People with diabetes can have tooth and gum problems more often if their blood glucose stays high. High blood glucose can make tooth and gum problems worse. You can even lose your teeth.
Smoking makes it more likely for you to get a bad case of gum disease, especially if you have diabetes and are age 45 or older.
Red, sore, and bleeding gums are the first sign of gum disease. These problems can lead to periodontitis. Periodontitis is an infection in the gums and the bone that holds the teeth in place.

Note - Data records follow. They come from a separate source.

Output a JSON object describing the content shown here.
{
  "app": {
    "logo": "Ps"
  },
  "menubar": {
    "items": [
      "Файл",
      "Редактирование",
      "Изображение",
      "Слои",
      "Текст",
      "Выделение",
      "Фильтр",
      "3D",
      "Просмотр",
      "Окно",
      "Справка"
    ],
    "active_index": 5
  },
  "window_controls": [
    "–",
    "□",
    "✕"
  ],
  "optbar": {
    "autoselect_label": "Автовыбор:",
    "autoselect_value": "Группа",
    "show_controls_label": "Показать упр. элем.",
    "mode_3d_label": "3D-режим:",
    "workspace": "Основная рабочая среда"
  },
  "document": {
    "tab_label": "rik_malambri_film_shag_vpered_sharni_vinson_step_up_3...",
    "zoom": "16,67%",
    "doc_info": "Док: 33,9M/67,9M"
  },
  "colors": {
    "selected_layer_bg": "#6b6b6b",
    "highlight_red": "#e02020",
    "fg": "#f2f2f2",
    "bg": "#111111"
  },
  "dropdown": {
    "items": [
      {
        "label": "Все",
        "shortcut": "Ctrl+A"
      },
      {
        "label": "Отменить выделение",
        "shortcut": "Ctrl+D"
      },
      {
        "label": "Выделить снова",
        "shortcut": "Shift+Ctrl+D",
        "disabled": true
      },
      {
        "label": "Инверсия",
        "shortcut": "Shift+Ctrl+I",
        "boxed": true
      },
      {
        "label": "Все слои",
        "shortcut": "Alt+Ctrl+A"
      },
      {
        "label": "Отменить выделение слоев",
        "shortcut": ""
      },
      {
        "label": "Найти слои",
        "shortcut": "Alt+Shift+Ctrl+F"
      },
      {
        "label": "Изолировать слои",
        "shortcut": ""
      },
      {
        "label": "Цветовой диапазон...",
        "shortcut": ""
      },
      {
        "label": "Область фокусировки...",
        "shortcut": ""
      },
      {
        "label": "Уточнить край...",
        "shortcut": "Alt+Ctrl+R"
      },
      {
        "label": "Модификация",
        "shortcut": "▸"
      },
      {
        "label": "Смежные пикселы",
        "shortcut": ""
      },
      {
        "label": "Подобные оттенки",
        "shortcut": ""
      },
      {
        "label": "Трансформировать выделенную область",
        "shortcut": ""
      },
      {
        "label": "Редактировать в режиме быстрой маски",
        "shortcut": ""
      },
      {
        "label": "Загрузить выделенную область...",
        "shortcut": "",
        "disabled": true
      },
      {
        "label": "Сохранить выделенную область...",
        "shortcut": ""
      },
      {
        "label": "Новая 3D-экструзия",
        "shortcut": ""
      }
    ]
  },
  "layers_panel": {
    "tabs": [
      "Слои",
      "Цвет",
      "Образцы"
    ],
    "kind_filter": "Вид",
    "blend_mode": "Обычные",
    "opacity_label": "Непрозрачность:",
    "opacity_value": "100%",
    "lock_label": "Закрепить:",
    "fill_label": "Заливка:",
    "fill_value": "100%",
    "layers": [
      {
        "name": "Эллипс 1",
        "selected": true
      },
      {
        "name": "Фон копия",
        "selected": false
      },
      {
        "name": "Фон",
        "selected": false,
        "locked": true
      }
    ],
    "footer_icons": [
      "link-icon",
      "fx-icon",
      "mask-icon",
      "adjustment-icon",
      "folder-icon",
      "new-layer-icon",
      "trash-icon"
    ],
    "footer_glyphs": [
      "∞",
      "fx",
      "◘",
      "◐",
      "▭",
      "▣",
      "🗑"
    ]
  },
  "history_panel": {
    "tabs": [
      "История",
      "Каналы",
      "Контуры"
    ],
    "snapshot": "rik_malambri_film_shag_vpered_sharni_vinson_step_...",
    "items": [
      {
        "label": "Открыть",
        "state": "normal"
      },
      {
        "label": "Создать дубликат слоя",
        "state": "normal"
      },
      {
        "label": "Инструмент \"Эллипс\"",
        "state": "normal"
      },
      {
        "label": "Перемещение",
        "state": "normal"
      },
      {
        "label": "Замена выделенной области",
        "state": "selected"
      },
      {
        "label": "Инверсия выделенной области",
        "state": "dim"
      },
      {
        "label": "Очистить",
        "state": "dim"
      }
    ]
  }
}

If the infection gets worse, your gums may pull away from your teeth, making your teeth look long.
If you have one or more of these problems, you may have tooth and gum damage from diabetes:
red, sore, swollen gums
gums pulling away from your teeth so your teeth look long
loose or sensitive teeth
a bite that feels different
dentures—false teeth—that do not fit well Source: National Diabetes Information Clearinghouse, National Institute of Diabetes and Digestive and Kidney Diseases, National Institutes of Health. diabetes.niddk.nih.gov LifeART Collection Images Copyright © 1989-2001 by Lippincott Williams & Wilkins, Baltimore, MD